How to complete this task: In the listing below, find each line that holds the string "gmail" and copy it.

Data excerpts:
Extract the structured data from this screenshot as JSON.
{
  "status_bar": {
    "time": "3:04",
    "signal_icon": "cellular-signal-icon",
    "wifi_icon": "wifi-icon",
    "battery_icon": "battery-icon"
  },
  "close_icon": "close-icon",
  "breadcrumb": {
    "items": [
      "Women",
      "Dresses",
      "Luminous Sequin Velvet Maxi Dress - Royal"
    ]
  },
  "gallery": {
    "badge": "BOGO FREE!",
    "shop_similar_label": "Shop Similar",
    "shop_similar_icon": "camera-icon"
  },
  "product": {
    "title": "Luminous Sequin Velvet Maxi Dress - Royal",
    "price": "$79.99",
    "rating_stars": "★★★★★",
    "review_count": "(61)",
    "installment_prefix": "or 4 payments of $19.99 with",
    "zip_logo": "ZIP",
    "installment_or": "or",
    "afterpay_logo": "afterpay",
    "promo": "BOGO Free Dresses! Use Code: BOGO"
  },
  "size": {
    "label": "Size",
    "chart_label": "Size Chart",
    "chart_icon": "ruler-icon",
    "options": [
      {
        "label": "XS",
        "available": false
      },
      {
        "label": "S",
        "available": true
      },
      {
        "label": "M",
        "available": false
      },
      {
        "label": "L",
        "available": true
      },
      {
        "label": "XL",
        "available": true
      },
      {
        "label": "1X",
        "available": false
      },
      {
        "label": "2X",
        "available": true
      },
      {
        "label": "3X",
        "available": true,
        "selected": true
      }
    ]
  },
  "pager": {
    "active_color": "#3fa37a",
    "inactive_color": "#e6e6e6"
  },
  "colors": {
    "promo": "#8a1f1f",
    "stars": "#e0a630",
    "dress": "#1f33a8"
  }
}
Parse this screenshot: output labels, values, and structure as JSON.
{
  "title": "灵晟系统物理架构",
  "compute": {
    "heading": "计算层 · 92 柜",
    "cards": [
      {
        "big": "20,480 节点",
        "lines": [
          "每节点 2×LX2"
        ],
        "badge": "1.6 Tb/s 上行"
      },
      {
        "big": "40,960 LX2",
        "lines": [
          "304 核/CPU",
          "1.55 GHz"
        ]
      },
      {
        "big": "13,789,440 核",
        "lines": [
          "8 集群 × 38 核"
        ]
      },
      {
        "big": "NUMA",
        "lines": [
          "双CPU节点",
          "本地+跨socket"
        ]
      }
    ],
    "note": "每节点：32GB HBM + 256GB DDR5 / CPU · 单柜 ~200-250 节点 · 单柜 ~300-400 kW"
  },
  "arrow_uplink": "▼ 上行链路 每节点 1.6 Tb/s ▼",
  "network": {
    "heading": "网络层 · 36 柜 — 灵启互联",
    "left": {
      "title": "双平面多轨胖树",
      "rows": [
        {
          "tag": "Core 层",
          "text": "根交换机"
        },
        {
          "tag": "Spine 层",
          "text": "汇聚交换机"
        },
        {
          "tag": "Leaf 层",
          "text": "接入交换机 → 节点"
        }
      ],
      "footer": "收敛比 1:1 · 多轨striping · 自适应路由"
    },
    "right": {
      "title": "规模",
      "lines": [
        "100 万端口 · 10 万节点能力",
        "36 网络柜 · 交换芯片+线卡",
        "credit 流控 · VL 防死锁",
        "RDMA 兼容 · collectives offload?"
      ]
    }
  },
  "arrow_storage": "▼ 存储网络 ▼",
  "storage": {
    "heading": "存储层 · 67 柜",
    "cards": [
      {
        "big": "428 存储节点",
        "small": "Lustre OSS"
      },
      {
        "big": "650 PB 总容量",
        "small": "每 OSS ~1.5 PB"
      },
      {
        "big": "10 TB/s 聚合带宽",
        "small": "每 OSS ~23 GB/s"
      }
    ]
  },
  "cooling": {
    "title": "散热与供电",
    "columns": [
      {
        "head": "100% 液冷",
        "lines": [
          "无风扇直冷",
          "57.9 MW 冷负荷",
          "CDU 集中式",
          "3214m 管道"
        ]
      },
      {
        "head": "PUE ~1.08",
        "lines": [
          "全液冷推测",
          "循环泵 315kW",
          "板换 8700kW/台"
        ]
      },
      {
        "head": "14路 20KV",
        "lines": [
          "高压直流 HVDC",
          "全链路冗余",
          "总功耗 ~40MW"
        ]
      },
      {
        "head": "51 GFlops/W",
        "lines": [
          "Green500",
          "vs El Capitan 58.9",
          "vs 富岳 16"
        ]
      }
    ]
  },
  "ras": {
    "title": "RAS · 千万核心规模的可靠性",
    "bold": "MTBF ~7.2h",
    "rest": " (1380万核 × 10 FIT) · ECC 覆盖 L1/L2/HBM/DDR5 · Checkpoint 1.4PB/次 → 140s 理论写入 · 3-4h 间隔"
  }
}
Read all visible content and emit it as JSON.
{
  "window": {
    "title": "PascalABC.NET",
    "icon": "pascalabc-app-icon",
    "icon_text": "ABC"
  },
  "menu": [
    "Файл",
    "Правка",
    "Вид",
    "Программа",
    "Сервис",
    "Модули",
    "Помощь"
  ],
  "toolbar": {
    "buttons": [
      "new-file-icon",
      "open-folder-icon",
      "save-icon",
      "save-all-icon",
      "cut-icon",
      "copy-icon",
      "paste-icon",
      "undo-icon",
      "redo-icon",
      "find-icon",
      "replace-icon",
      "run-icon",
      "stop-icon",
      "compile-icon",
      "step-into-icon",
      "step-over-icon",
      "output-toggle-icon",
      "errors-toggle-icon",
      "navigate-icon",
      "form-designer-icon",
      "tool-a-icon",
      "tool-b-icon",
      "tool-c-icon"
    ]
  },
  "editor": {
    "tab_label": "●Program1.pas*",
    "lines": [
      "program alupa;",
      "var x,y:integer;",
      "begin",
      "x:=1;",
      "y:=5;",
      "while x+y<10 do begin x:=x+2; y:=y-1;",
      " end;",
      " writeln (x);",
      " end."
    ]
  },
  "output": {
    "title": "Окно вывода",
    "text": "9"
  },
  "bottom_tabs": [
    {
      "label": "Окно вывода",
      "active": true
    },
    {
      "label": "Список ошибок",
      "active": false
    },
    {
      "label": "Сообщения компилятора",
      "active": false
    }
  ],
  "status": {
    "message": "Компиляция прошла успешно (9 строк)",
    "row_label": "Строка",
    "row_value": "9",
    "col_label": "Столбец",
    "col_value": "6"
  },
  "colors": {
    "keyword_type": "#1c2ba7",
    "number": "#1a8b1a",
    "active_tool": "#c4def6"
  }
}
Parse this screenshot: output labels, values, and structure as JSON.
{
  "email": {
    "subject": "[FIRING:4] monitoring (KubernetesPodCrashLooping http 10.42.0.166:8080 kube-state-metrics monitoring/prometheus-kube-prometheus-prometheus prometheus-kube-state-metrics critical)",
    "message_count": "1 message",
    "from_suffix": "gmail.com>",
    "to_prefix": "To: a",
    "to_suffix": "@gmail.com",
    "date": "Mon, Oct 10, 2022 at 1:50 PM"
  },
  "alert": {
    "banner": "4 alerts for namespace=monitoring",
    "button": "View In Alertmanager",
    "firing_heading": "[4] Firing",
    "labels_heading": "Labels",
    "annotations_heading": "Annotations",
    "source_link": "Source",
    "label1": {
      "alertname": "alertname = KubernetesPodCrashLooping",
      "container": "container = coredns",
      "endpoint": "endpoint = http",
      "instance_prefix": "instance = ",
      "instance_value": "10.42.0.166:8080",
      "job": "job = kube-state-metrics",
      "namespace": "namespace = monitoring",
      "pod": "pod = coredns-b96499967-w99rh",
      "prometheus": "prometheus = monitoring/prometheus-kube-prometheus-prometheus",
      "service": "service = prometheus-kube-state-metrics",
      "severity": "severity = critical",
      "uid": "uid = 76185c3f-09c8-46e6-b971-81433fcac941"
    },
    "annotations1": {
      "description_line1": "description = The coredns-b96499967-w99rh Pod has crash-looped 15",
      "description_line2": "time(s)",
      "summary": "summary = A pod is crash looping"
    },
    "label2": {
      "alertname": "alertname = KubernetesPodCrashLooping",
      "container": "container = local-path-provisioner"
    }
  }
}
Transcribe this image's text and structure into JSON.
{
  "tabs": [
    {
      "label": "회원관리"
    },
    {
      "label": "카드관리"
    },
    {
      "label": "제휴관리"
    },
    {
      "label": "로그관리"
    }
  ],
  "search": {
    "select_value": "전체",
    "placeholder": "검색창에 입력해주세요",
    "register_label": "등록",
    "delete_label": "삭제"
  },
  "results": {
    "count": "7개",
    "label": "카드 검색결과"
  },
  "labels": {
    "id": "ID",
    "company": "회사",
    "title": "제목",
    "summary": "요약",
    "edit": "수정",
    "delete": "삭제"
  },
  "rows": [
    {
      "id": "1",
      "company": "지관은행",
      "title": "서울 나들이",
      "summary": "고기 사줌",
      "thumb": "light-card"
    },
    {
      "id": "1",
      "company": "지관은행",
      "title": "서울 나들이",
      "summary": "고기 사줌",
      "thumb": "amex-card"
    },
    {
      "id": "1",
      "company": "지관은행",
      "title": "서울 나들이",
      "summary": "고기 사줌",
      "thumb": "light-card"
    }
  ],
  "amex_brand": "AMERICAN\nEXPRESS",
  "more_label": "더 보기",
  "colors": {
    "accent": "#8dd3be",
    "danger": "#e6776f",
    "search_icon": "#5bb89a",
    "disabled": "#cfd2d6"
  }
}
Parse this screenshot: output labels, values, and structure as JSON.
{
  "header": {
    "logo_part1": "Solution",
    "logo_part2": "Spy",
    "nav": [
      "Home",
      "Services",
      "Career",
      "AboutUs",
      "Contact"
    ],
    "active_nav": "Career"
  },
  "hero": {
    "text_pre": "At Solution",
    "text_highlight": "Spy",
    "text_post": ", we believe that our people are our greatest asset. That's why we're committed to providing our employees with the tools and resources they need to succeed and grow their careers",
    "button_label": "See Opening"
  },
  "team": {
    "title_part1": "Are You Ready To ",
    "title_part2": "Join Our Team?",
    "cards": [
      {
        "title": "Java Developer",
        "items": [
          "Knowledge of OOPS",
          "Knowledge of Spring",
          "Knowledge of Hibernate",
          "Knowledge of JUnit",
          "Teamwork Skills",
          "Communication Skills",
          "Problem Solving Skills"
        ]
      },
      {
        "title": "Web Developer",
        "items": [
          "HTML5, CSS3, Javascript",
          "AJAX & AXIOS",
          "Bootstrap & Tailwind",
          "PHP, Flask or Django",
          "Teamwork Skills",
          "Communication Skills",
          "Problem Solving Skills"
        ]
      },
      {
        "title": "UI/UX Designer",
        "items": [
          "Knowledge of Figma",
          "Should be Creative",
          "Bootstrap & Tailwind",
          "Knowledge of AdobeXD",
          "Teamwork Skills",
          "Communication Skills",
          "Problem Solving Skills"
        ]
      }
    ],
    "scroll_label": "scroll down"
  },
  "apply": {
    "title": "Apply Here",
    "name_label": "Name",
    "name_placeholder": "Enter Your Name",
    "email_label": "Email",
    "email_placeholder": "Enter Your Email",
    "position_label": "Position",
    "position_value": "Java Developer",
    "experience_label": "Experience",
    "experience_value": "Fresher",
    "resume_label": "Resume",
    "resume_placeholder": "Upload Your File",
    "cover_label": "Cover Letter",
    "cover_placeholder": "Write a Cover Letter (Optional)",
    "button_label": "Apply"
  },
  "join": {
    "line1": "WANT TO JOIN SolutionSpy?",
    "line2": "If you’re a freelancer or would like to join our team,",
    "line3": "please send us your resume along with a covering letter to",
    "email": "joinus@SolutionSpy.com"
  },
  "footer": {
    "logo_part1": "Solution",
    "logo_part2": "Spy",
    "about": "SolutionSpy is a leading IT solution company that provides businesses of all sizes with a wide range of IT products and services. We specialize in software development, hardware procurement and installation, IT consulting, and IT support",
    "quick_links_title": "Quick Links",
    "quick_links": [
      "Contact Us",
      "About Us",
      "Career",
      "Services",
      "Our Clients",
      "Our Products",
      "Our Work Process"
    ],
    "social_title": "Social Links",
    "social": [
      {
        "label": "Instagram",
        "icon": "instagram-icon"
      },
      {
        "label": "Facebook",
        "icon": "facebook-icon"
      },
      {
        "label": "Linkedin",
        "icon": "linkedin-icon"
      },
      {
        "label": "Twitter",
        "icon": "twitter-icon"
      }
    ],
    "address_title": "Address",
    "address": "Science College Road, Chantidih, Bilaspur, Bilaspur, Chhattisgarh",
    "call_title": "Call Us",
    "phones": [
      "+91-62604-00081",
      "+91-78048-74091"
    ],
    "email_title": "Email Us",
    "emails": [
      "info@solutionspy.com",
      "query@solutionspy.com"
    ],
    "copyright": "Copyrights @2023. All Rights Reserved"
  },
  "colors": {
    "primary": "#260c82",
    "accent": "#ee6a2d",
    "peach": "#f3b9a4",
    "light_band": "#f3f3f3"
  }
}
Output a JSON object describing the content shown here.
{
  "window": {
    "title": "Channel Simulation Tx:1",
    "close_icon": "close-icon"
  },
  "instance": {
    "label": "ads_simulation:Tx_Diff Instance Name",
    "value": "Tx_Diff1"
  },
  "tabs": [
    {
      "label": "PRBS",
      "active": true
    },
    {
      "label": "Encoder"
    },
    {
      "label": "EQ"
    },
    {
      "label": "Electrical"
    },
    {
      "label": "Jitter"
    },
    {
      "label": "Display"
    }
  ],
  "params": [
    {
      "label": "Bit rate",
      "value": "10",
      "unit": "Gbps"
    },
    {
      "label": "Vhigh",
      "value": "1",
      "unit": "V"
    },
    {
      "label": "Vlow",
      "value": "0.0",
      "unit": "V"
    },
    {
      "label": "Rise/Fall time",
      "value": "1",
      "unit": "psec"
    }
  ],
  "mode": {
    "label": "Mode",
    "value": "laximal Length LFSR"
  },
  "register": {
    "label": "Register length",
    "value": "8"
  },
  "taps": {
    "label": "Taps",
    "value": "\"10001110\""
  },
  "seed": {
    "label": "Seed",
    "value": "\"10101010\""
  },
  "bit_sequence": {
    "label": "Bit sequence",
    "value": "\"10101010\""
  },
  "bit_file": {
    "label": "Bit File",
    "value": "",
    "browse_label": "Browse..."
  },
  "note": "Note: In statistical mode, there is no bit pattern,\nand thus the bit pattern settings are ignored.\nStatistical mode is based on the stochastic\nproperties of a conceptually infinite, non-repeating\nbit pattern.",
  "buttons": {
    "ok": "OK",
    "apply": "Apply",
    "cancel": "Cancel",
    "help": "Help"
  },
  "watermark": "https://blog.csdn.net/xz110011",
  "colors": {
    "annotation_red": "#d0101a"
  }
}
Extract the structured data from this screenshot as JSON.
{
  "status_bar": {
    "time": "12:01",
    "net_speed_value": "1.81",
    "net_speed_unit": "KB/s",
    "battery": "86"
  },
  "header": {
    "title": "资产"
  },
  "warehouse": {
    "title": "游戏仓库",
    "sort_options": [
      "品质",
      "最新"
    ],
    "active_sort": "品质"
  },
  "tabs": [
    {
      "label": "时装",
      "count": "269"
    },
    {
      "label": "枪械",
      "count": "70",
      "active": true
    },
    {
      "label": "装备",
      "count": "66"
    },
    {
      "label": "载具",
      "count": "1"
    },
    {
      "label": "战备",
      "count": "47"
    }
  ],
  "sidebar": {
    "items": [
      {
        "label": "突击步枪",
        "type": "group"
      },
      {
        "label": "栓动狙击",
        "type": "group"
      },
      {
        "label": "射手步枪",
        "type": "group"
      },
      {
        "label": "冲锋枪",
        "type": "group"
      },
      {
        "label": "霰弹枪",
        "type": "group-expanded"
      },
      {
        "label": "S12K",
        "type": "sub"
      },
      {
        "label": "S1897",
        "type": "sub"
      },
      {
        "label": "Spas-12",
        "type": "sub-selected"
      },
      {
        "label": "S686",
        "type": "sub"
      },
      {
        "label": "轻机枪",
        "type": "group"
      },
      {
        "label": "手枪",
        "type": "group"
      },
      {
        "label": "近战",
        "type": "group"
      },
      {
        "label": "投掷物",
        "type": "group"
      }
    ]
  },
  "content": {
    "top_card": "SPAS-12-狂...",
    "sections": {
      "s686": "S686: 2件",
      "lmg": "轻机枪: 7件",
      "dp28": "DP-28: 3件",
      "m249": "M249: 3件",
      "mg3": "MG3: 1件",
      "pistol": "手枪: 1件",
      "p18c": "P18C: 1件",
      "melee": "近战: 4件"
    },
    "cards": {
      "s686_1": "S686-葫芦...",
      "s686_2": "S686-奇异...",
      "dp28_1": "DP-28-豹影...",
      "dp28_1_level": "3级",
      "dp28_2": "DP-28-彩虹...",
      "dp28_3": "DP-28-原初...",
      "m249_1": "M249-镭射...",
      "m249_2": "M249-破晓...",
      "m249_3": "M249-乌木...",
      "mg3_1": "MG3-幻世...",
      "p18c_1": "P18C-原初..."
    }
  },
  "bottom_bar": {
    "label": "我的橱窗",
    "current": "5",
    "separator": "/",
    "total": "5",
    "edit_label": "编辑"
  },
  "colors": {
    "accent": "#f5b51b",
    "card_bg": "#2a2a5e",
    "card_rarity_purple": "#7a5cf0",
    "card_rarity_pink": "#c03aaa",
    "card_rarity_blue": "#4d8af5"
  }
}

Result for this task:
    "from_suffix": "gmail.com>",
    "to_suffix": "@gmail.com",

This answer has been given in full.